• HOW TO COMPLETE THIS TASK:
Each line of the listing below should be restated word for word.

• RECORDED INFORMATION:
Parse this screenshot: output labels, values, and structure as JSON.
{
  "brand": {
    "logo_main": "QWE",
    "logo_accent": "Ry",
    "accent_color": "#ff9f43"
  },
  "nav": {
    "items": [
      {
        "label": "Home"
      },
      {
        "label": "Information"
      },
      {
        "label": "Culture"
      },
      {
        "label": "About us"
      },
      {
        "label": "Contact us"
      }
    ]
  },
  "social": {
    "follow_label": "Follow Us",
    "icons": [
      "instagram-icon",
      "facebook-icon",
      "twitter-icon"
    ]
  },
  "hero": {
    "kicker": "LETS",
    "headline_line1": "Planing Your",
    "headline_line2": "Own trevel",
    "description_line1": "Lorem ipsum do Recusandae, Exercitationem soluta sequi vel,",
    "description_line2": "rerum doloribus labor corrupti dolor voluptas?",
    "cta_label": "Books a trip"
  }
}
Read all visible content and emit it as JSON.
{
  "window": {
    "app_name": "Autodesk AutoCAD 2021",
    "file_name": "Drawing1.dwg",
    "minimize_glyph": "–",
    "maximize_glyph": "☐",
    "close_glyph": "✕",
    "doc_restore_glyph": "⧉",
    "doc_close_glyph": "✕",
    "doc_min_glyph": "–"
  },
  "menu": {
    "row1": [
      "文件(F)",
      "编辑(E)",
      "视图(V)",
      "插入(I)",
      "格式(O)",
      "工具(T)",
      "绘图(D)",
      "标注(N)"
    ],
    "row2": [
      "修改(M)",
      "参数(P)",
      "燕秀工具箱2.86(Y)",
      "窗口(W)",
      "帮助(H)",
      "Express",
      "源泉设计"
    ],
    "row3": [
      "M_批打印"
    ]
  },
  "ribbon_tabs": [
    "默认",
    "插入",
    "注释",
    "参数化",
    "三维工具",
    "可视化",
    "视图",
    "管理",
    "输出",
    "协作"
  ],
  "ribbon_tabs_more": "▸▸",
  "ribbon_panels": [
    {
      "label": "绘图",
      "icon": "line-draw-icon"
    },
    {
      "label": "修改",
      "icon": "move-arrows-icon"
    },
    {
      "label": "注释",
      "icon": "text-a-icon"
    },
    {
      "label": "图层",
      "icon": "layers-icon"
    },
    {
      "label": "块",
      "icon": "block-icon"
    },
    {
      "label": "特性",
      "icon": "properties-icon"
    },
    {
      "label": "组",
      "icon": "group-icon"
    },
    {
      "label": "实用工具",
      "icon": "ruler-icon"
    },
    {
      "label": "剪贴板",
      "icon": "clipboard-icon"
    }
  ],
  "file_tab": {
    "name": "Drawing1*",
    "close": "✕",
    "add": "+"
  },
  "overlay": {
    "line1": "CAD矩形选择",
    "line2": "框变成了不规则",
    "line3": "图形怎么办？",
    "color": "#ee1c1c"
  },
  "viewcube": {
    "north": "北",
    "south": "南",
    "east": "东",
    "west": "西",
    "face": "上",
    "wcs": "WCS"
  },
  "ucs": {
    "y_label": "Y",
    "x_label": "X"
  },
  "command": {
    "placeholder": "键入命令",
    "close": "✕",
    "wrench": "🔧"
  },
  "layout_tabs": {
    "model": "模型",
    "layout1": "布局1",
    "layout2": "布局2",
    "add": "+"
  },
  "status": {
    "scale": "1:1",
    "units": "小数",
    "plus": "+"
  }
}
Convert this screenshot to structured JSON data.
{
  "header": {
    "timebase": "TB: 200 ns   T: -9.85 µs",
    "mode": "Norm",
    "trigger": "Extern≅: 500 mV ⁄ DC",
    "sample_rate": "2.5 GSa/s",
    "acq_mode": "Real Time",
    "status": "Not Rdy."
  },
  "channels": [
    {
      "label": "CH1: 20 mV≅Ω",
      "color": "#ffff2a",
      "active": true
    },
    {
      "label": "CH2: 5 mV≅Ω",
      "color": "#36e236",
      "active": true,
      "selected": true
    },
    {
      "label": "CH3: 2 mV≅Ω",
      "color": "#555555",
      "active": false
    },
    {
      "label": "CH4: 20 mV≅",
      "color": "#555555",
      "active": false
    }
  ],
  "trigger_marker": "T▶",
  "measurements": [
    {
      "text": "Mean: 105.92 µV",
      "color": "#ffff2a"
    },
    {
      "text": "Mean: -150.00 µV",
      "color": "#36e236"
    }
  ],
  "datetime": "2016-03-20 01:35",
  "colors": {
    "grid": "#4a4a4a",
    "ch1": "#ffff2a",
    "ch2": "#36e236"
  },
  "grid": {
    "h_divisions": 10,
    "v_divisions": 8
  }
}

• TASK RESULT:
Parse this screenshot: output labels, values, and structure as JSON.
{
  "brand": {
    "logo_main": "QWE",
    "logo_accent": "Ry",
    "accent_color": "#ff9f43"
  },
  "nav": {
    "items": [
      {
        "label": "Home"
      },
      {
        "label": "Information"
      },
      {
        "label": "Culture"
      },
      {
        "label": "About us"
      },
      {
        "label": "Contact us"
      }
    ]
  },
  "social": {
    "follow_label": "Follow Us",
    "icons": [
      "instagram-icon",
      "facebook-icon",
      "twitter-icon"
    ]
  },
  "hero": {
    "kicker": "LETS",
    "headline_line1": "Planing Your",
    "headline_line2": "Own trevel",
    "description_line1": "Lorem ipsum do Recusandae, Exercitationem soluta sequi vel,",
    "description_line2": "rerum doloribus labor corrupti dolor voluptas?",
    "cta_label": "Books a trip"
  }
}
Read all visible content and emit it as JSON.
{
  "window": {
    "app_name": "Autodesk AutoCAD 2021",
    "file_name": "Drawing1.dwg",
    "minimize_glyph": "–",
    "maximize_glyph": "☐",
    "close_glyph": "✕",
    "doc_restore_glyph": "⧉",
    "doc_close_glyph": "✕",
    "doc_min_glyph": "–"
  },
  "menu": {
    "row1": [
      "文件(F)",
      "编辑(E)",
      "视图(V)",
      "插入(I)",
      "格式(O)",
      "工具(T)",
      "绘图(D)",
      "标注(N)"
    ],
    "row2": [
      "修改(M)",
      "参数(P)",
      "燕秀工具箱2.86(Y)",
      "窗口(W)",
      "帮助(H)",
      "Express",
      "源泉设计"
    ],
    "row3": [
      "M_批打印"
    ]
  },
  "ribbon_tabs": [
    "默认",
    "插入",
    "注释",
    "参数化",
    "三维工具",
    "可视化",
    "视图",
    "管理",
    "输出",
    "协作"
  ],
  "ribbon_tabs_more": "▸▸",
  "ribbon_panels": [
    {
      "label": "绘图",
      "icon": "line-draw-icon"
    },
    {
      "label": "修改",
      "icon": "move-arrows-icon"
    },
    {
      "label": "注释",
      "icon": "text-a-icon"
    },
    {
      "label": "图层",
      "icon": "layers-icon"
    },
    {
      "label": "块",
      "icon": "block-icon"
    },
    {
      "label": "特性",
      "icon": "properties-icon"
    },
    {
      "label": "组",
      "icon": "group-icon"
    },
    {
      "label": "实用工具",
      "icon": "ruler-icon"
    },
    {
      "label": "剪贴板",
      "icon": "clipboard-icon"
    }
  ],
  "file_tab": {
    "name": "Drawing1*",
    "close": "✕",
    "add": "+"
  },
  "overlay": {
    "line1": "CAD矩形选择",
    "line2": "框变成了不规则",
    "line3": "图形怎么办？",
    "color": "#ee1c1c"
  },
  "viewcube": {
    "north": "北",
    "south": "南",
    "east": "东",
    "west": "西",
    "face": "上",
    "wcs": "WCS"
  },
  "ucs": {
    "y_label": "Y",
    "x_label": "X"
  },
  "command": {
    "placeholder": "键入命令",
    "close": "✕",
    "wrench": "🔧"
  },
  "layout_tabs": {
    "model": "模型",
    "layout1": "布局1",
    "layout2": "布局2",
    "add": "+"
  },
  "status": {
    "scale": "1:1",
    "units": "小数",
    "plus": "+"
  }
}
Convert this screenshot to structured JSON data.
{
  "header": {
    "timebase": "TB: 200 ns   T: -9.85 µs",
    "mode": "Norm",
    "trigger": "Extern≅: 500 mV ⁄ DC",
    "sample_rate": "2.5 GSa/s",
    "acq_mode": "Real Time",
    "status": "Not Rdy."
  },
  "channels": [
    {
      "label": "CH1: 20 mV≅Ω",
      "color": "#ffff2a",
      "active": true
    },
    {
      "label": "CH2: 5 mV≅Ω",
      "color": "#36e236",
      "active": true,
      "selected": true
    },
    {
      "label": "CH3: 2 mV≅Ω",
      "color": "#555555",
      "active": false
    },
    {
      "label": "CH4: 20 mV≅",
      "color": "#555555",
      "active": false
    }
  ],
  "trigger_marker": "T▶",
  "measurements": [
    {
      "text": "Mean: 105.92 µV",
      "color": "#ffff2a"
    },
    {
      "text": "Mean: -150.00 µV",
      "color": "#36e236"
    }
  ],
  "datetime": "2016-03-20 01:35",
  "colors": {
    "grid": "#4a4a4a",
    "ch1": "#ffff2a",
    "ch2": "#36e236"
  },
  "grid": {
    "h_divisions": 10,
    "v_divisions": 8
  }
}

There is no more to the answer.